Selecting extracurricular activities that will set your child’s application apart can seem overwhelming (for you and for your child). Below are strategies that your child can use to find and select activities:
1. Applicants should do what they love.
It’s more interesting to see applicants who have a diverse variety of genuine interests rather than those who only participate in activities that will “look good” to medical schools. Applicants who are artists, for example, should continue developing their skills as this may help them when they take anatomy or may result in them having the fine motor skills to perform surgeries. One’s interests often guide the direction of one’s career in the future.
2. Activities should cover multiple areas.
It is important to have some leadership, clinical, and volunteer experience. When premeds look at activities they enjoy, they should be flexible and open to taking on roles that may combine more than one of these areas. For example, some students volunteer at free clinics or health fairs; this combines volunteer and clinical work, as well as the possibility of leadership if they take on more responsibility with the organization over time. The time they put into this activity benefits them three-fold. Rather than running around and participating in three different activities, this is fantastic way to use their time to gain valuable life experience. See if your child can find activities that extend into numerous areas – these activities will be more rewarding for your child and more advantageous to her application.
3. Premeds should manage their time realistically.

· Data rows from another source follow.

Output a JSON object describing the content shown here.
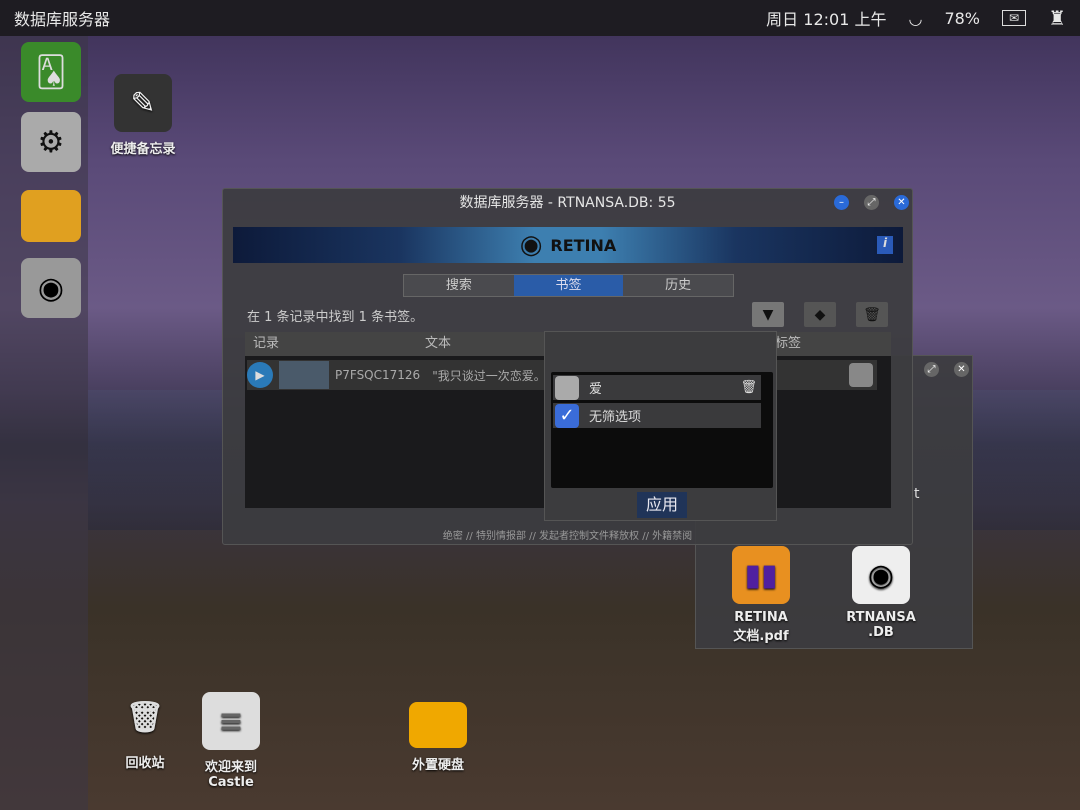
{
  "topbar": {
    "app_title": "数据库服务器",
    "datetime": "周日 12:01 上午",
    "battery": "78%"
  },
  "desktop": {
    "notes": "便捷备忘录",
    "trash": "回收站",
    "welcome_line1": "欢迎来到",
    "welcome_line2": "Castle",
    "external_drive": "外置硬盘"
  },
  "window": {
    "title": "数据库服务器 - RTNANSA.DB: 55",
    "brand": "RETINA",
    "tabs": [
      {
        "label": "搜索"
      },
      {
        "label": "书签"
      },
      {
        "label": "历史"
      }
    ],
    "status": "在 1 条记录中找到 1 条书签。",
    "columns": {
      "record": "记录",
      "text": "文本",
      "tags": "标签"
    },
    "row": {
      "id": "P7FSQC17126",
      "text": "\"我只谈过一次恋爱。"
    },
    "footer": "绝密 // 特别情报部 // 发起者控制文件释放权 // 外籍禁阅"
  },
  "filter_popup": {
    "items": [
      {
        "label": "爱",
        "checked": false
      },
      {
        "label": "无筛选项",
        "checked": true
      }
    ],
    "apply": "应用"
  },
  "files_window": {
    "partial": "t",
    "file1_line1": "RETINA",
    "file1_line2": "文档.pdf",
    "file2_line1": "RTNANSA",
    "file2_line2": ".DB"
  }
}
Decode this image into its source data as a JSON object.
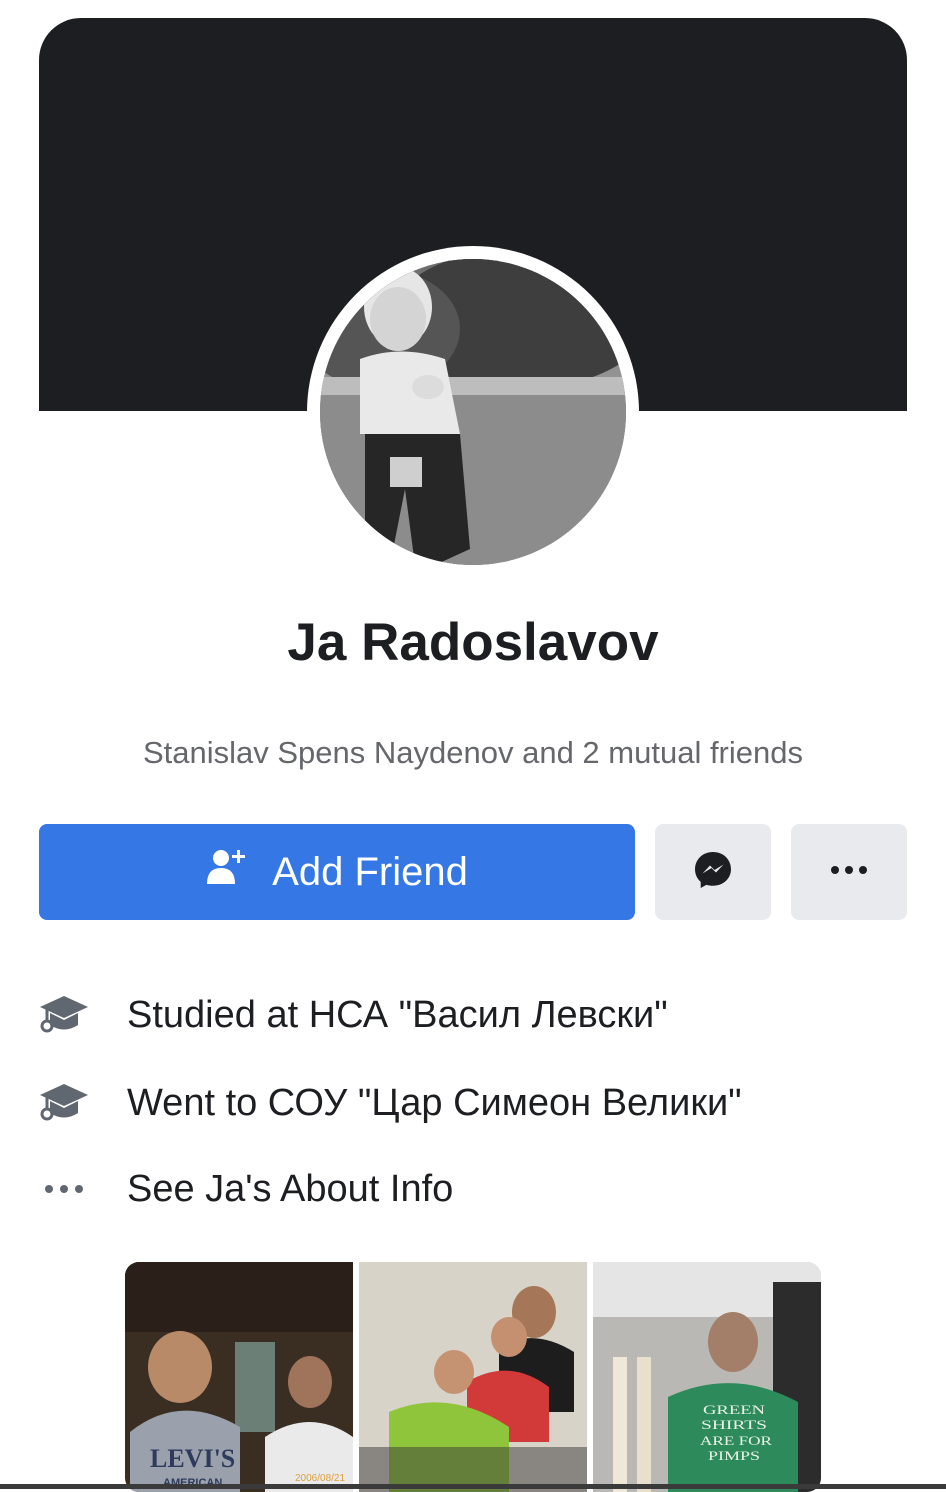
{
  "profile": {
    "name": "Ja Radoslavov",
    "mutual_friends": "Stanislav Spens Naydenov and 2 mutual friends"
  },
  "actions": {
    "add_friend_label": "Add Friend",
    "add_friend_icon": "add-friend-icon",
    "message_icon": "messenger-icon",
    "more_icon": "more-icon"
  },
  "info": [
    {
      "icon": "education-icon",
      "text": "Studied at НСА \"Васил Левски\""
    },
    {
      "icon": "education-icon",
      "text": "Went to СОУ \"Цар Симеон Велики\""
    },
    {
      "icon": "more-icon",
      "text": "See Ja's About Info"
    }
  ],
  "photos": {
    "photo_1": {
      "shirt_text": "LEVI'S",
      "shirt_subtext": "AMERICAN",
      "date_stamp": "2006/08/21"
    },
    "photo_3": {
      "shirt_text": "GREEN SHIRTS ARE FOR PIMPS"
    }
  },
  "colors": {
    "primary": "#3578e5",
    "cover": "#1c1e21",
    "secondary_text": "#65676b",
    "gray_button": "#e9eaee"
  }
}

Time is finite. There are only 24 hours in a day so every choice we make (or don’t make) about how we spend it is important. Premeds should look for activities that allow them to create more balance in their lives. Participating in intramural sports or exercising regularly can allow students to de-stress and also will enable them to include teamwork in their activities section. It may take some time for you and your child to locate those activities that will relax your child the most in the shortest amount of time possible, but you will both be glad you did once your child gets into medical school and has less time to maintain the same level of balance.
While this advice sounds great in theory, you may be wondering how to apply it. If your child wishes to discuss extracurricular activities or different options with you, you can work together and make a list of the activities that she most enjoyed in the past. Are there any that she would like to continue? Are there any that also cover leadership, clinical, or volunteer work?
Here are some practical ways to find these activities:
• Premeds should visit their school’s advising office on campus.
Often, they will maintain a binder or list of activities that you and/or your child can peruse for ideas. Some schools even have a lottery for the most popular clinical activities in the area.
• Search the web for a community service planning council or composite list of volunteer activities in the city or town where you live.
Some cities actually sell a directory of community services opportunities in the area, from working with children to assisting the elderly. They often provide the most comprehensive perspective of what’s available and needed in your community. Or you and/or your child can stop by your local town hall or civic center to inquire in person.
• Ask friends and family in the area.
Network by asking everyone that you know in the area about the activities your child is interested in pursuing. If you are new to the area, this can be a great strategy in establishing a strong network of support early in your child’s education.
The more time that applicants spend deciding how they will use their time can ensure that they make the most of their time. You should encourage your premeds to pursue their interests and continue to develop those skills that may benefit them in unexpected ways. The more outlets and support systems that they have in place, the better grounded they will be. As premeds continue their education, they can enrich their lives (as well as the AMCAS activities section on their application) by taking the time to make the conscious decision to participate in those activities that will bring them the greatest joy and nurture personal growth and development.